What you need to do
Below are records. Find each line in them that holds the word "project" and copy it.

Excerpts from an interface dataset
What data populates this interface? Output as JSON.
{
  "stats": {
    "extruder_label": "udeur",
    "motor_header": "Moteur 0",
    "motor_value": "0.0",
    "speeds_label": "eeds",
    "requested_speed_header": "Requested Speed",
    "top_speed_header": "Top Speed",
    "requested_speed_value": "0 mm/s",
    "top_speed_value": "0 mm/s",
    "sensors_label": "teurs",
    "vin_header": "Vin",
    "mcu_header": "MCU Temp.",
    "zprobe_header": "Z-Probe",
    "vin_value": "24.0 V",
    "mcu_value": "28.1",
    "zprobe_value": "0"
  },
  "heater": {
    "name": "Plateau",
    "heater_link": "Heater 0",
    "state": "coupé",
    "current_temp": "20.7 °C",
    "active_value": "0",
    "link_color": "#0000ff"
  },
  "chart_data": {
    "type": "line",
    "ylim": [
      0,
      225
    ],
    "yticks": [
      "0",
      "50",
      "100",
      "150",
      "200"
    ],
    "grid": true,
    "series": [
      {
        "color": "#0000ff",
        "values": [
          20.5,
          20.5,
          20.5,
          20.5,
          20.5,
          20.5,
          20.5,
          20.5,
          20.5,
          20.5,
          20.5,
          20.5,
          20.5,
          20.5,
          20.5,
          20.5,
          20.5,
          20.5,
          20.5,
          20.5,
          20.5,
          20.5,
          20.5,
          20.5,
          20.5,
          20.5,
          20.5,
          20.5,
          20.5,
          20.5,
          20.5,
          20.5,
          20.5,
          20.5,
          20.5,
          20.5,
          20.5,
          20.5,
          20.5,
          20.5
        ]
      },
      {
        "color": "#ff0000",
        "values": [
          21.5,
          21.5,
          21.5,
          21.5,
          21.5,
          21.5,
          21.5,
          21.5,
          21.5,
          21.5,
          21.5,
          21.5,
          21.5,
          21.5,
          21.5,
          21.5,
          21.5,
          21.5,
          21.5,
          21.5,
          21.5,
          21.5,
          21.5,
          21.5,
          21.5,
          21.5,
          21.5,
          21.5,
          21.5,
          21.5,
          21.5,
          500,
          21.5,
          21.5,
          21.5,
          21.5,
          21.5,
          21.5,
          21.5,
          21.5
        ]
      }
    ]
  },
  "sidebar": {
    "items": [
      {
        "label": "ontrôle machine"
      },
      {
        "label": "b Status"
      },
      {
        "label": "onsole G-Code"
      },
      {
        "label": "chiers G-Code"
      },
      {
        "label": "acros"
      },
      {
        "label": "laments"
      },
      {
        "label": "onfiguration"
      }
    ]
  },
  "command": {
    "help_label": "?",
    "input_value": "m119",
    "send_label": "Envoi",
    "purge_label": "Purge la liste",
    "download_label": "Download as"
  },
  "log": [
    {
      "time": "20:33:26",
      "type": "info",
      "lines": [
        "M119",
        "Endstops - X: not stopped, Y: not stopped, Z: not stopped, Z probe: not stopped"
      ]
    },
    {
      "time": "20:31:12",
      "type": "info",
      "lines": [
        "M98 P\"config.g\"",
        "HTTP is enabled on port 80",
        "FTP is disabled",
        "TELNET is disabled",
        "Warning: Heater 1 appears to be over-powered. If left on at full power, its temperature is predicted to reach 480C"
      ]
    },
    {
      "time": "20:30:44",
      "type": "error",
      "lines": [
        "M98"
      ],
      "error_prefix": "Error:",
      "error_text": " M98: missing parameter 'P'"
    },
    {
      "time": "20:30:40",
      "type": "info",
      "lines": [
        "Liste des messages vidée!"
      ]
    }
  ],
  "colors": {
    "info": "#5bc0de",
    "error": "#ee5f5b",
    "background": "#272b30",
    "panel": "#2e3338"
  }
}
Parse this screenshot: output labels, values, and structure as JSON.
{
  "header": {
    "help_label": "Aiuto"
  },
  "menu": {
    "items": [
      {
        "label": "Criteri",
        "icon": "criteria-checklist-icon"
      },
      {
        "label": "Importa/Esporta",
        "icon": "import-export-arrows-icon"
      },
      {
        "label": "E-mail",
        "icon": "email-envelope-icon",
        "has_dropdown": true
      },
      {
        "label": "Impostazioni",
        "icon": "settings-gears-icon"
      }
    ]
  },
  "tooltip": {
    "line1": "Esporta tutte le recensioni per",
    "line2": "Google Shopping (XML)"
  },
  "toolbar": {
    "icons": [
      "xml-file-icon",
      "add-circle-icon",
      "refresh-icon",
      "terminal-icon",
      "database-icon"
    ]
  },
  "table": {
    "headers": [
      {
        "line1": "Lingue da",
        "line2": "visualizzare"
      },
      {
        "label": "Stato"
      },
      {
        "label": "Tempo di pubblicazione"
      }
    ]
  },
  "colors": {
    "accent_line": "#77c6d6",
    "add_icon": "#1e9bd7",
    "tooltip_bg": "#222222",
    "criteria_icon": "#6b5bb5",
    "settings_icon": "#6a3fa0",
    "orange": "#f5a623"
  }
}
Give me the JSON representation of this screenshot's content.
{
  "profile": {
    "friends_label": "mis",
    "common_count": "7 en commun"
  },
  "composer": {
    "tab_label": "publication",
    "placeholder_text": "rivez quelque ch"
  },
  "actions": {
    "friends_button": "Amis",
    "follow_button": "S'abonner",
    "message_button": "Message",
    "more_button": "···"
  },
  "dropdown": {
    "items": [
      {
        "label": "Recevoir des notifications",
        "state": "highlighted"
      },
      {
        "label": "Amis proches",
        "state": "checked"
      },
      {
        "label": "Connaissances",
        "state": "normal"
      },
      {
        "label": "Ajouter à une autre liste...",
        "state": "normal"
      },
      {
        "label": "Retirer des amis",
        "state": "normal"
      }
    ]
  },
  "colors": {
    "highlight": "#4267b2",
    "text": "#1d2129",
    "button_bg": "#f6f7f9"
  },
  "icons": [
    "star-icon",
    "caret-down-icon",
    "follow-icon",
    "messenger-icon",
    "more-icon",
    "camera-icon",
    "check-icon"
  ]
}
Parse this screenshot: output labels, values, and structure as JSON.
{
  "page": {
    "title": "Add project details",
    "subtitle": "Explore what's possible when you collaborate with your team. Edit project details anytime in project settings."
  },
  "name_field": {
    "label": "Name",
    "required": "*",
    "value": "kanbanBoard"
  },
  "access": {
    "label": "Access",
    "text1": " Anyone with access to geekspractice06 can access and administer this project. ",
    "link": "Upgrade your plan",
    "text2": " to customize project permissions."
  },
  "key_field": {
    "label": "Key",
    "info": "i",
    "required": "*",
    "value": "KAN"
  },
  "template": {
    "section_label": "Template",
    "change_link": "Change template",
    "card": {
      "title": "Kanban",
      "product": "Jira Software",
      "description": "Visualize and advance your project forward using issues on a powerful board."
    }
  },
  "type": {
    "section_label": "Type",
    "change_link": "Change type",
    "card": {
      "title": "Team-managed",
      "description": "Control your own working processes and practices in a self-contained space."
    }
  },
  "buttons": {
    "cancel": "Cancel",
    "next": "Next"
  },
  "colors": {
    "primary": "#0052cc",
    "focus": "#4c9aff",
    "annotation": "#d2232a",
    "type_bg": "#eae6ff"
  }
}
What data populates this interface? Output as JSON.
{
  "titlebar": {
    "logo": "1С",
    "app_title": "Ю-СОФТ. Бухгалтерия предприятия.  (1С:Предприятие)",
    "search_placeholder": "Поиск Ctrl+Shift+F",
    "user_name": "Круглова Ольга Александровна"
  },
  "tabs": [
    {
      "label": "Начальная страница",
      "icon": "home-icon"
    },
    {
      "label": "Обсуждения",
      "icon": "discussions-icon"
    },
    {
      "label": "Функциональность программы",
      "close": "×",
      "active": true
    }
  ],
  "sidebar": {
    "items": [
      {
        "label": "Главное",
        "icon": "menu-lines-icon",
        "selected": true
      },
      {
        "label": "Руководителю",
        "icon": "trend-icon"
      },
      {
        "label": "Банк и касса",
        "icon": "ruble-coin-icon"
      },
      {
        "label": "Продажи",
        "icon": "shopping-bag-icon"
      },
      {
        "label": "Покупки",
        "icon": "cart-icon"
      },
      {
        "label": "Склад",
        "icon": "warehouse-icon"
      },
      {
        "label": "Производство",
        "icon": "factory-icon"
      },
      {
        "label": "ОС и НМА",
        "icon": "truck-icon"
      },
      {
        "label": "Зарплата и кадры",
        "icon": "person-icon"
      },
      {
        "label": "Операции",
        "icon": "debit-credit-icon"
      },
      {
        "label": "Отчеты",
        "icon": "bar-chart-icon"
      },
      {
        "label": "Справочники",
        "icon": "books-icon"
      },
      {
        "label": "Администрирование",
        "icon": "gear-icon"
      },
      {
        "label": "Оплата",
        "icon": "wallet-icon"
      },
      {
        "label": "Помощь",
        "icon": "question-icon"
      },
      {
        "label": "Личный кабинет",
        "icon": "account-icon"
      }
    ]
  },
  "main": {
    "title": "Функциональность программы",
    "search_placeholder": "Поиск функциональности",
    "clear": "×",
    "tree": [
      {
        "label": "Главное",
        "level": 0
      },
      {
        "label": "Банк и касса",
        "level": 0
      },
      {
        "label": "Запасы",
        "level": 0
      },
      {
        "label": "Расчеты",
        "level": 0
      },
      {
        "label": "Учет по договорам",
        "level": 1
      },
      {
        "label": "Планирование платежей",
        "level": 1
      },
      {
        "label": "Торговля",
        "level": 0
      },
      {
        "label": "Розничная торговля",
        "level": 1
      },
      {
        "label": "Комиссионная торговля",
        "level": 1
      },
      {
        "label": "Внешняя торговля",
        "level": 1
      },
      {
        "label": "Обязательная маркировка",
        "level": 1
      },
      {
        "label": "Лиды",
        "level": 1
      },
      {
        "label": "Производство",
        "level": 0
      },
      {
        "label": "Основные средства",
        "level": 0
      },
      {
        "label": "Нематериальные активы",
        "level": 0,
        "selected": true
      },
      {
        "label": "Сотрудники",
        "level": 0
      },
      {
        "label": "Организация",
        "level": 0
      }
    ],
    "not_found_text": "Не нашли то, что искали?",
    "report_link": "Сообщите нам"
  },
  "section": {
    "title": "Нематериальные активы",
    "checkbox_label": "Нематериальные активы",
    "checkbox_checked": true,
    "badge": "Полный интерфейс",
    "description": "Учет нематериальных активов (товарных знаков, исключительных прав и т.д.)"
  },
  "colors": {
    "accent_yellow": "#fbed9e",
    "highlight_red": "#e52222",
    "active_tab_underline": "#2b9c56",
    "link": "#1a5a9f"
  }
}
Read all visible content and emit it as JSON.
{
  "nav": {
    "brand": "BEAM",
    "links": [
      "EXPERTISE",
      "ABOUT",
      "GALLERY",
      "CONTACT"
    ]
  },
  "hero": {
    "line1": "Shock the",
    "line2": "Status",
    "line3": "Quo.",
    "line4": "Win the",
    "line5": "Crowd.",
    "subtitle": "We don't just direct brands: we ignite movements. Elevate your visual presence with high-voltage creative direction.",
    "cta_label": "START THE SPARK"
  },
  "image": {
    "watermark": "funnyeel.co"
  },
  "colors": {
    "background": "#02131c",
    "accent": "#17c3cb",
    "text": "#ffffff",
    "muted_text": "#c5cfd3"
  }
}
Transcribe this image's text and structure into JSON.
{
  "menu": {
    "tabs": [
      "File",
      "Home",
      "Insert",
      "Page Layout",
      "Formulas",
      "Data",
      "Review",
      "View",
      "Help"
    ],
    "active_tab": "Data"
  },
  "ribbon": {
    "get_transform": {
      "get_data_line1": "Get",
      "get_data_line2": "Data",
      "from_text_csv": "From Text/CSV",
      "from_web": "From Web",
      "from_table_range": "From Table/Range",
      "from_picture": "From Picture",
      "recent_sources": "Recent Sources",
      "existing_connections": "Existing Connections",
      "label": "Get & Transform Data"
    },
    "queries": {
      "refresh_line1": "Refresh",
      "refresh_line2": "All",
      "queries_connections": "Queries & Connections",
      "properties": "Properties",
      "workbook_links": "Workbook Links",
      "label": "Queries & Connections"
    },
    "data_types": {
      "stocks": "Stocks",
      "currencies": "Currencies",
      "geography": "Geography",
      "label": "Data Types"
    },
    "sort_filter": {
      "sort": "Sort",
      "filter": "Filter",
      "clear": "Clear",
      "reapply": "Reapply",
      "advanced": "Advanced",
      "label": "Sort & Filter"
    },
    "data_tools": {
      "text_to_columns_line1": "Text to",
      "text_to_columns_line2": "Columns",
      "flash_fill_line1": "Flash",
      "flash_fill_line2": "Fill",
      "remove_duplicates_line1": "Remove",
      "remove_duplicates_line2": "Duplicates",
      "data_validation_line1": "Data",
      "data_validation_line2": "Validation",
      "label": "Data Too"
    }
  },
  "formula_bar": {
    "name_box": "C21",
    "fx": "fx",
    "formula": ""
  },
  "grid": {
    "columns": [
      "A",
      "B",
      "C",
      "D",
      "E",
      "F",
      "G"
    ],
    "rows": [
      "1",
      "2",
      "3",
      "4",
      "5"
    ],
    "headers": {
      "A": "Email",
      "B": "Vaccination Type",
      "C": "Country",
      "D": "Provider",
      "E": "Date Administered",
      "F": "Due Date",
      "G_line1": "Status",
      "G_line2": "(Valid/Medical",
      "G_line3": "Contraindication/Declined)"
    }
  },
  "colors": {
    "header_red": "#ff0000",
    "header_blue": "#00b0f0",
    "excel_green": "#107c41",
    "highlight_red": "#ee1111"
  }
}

Solution to the problem
    "title": "Add project details",
    "subtitle": "Explore what's possible when you collaborate with your team. Edit project details anytime in project settings."
    "text1": " Anyone with access to geekspractice06 can access and administer this project. ",
    "text2": " to customize project permissions."
      "description": "Visualize and advance your project forward using issues on a powerful board."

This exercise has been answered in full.